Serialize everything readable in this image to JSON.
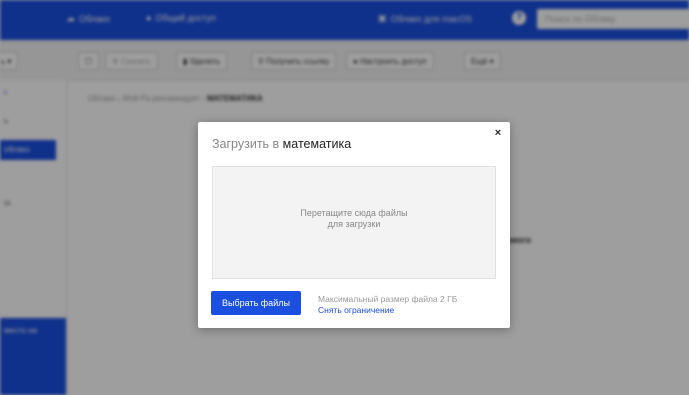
{
  "topbar": {
    "brand": "Облако",
    "shared": "Общий доступ",
    "mac_app": "Облако для macOS",
    "help": "?",
    "search_placeholder": "Поиск по Облаку"
  },
  "toolbar": {
    "dropdown": "ь ▾",
    "checkbox": "☐",
    "download": "Скачать",
    "delete": "Удалить",
    "get_link": "Получить ссылку",
    "configure_access": "Настроить доступ",
    "more": "Ещё ▾"
  },
  "sidebar": {
    "top_item": "•",
    "item_two": "ь",
    "active_item": "облако",
    "item_four": "ш",
    "promo_text": "место на"
  },
  "breadcrumbs": {
    "home": "Облако",
    "folder": "Мой Ps pекомендует",
    "current": "МАТЕМАТИКА"
  },
  "main": {
    "partial_text": "емого"
  },
  "modal": {
    "title_prefix": "Загрузить в",
    "title_folder": "математика",
    "close": "×",
    "drop_hint_line1": "Перетащите сюда файлы",
    "drop_hint_line2": "для загрузки",
    "choose_button": "Выбрать файлы",
    "max_size": "Максимальный размер файла 2 ГБ",
    "remove_limit": "Снять ограничение"
  }
}
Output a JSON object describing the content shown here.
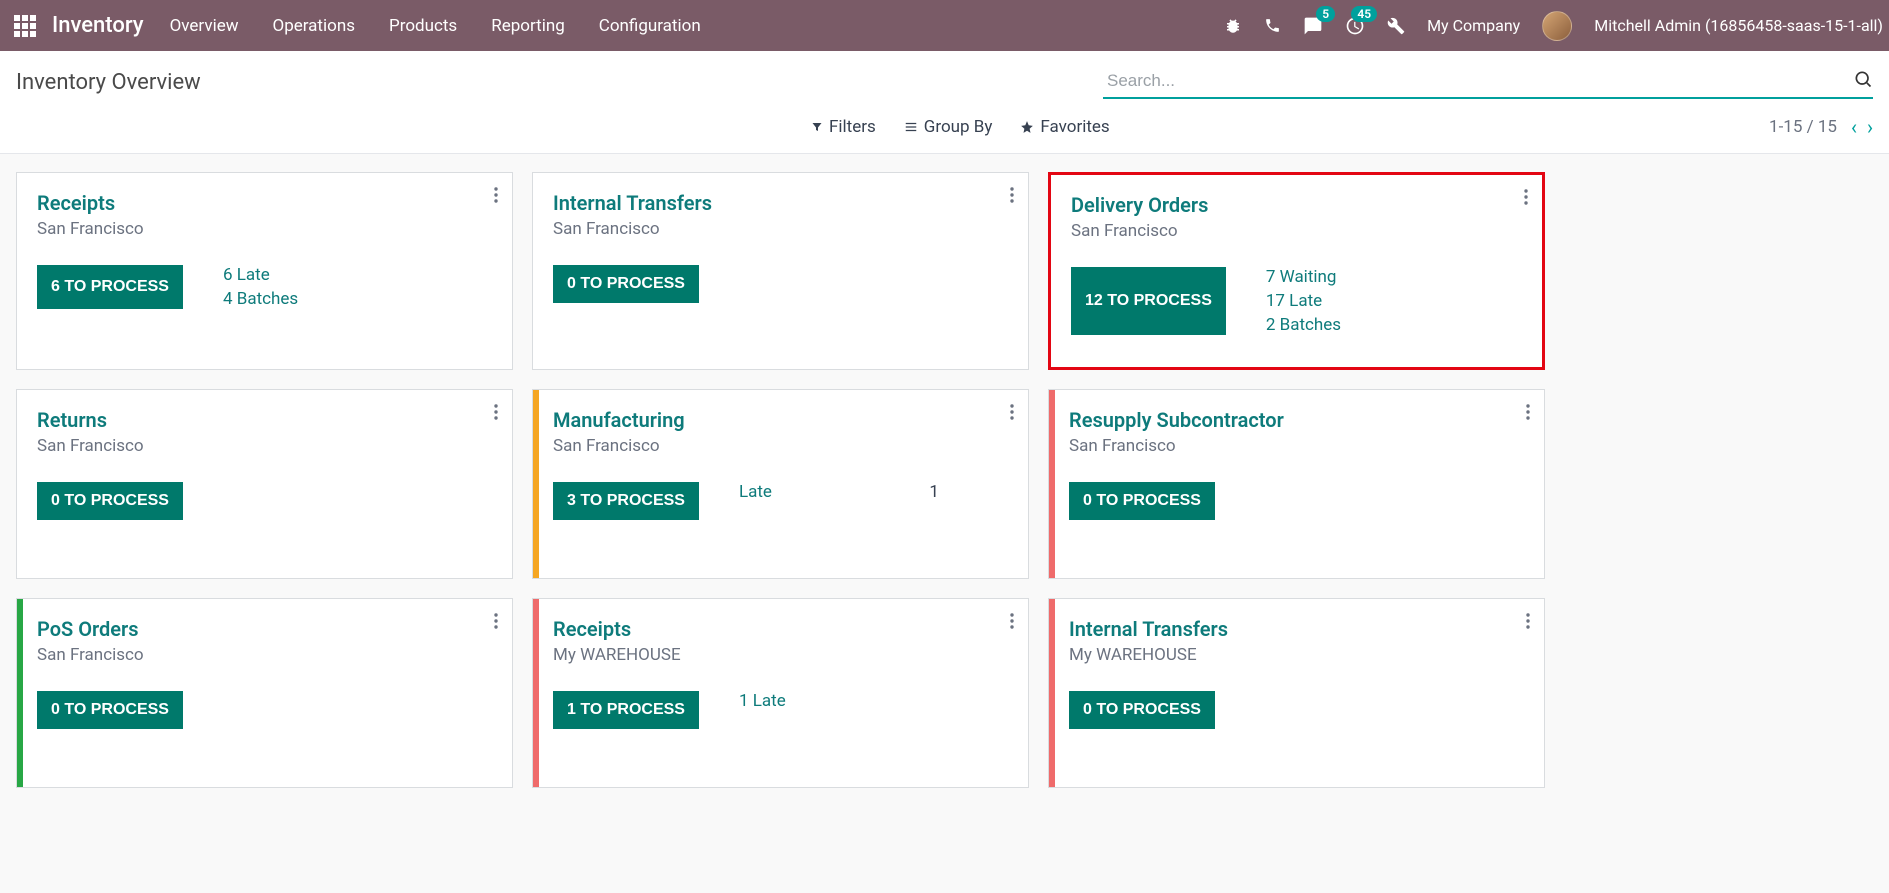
{
  "app": {
    "title": "Inventory",
    "nav": [
      "Overview",
      "Operations",
      "Products",
      "Reporting",
      "Configuration"
    ]
  },
  "topbar": {
    "messages_badge": "5",
    "activities_badge": "45",
    "company": "My Company",
    "user": "Mitchell Admin (16856458-saas-15-1-all)"
  },
  "page": {
    "title": "Inventory Overview",
    "search_placeholder": "Search...",
    "filters": "Filters",
    "groupby": "Group By",
    "favorites": "Favorites",
    "pager": "1-15 / 15"
  },
  "cards": [
    {
      "title": "Receipts",
      "sub": "San Francisco",
      "button": "6 TO PROCESS",
      "links": [
        {
          "text": "6 Late"
        },
        {
          "text": "4 Batches"
        }
      ],
      "bar": "",
      "highlighted": false
    },
    {
      "title": "Internal Transfers",
      "sub": "San Francisco",
      "button": "0 TO PROCESS",
      "links": [],
      "bar": "",
      "highlighted": false
    },
    {
      "title": "Delivery Orders",
      "sub": "San Francisco",
      "button": "12 TO PROCESS",
      "links": [
        {
          "text": "7 Waiting"
        },
        {
          "text": "17 Late"
        },
        {
          "text": "2 Batches"
        }
      ],
      "bar": "",
      "highlighted": true
    },
    {
      "title": "Returns",
      "sub": "San Francisco",
      "button": "0 TO PROCESS",
      "links": [],
      "bar": "",
      "highlighted": false
    },
    {
      "title": "Manufacturing",
      "sub": "San Francisco",
      "button": "3 TO PROCESS",
      "links": [
        {
          "label": "Late",
          "value": "1"
        }
      ],
      "bar": "orange",
      "highlighted": false
    },
    {
      "title": "Resupply Subcontractor",
      "sub": "San Francisco",
      "button": "0 TO PROCESS",
      "links": [],
      "bar": "red",
      "highlighted": false
    },
    {
      "title": "PoS Orders",
      "sub": "San Francisco",
      "button": "0 TO PROCESS",
      "links": [],
      "bar": "green",
      "highlighted": false
    },
    {
      "title": "Receipts",
      "sub": "My WAREHOUSE",
      "button": "1 TO PROCESS",
      "links": [
        {
          "text": "1 Late"
        }
      ],
      "bar": "red",
      "highlighted": false
    },
    {
      "title": "Internal Transfers",
      "sub": "My WAREHOUSE",
      "button": "0 TO PROCESS",
      "links": [],
      "bar": "red",
      "highlighted": false
    }
  ]
}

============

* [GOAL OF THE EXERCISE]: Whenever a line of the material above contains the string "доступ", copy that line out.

* [EXERCISE RESULT]:
    "shared": "Общий доступ",
    "configure_access": "Настроить доступ",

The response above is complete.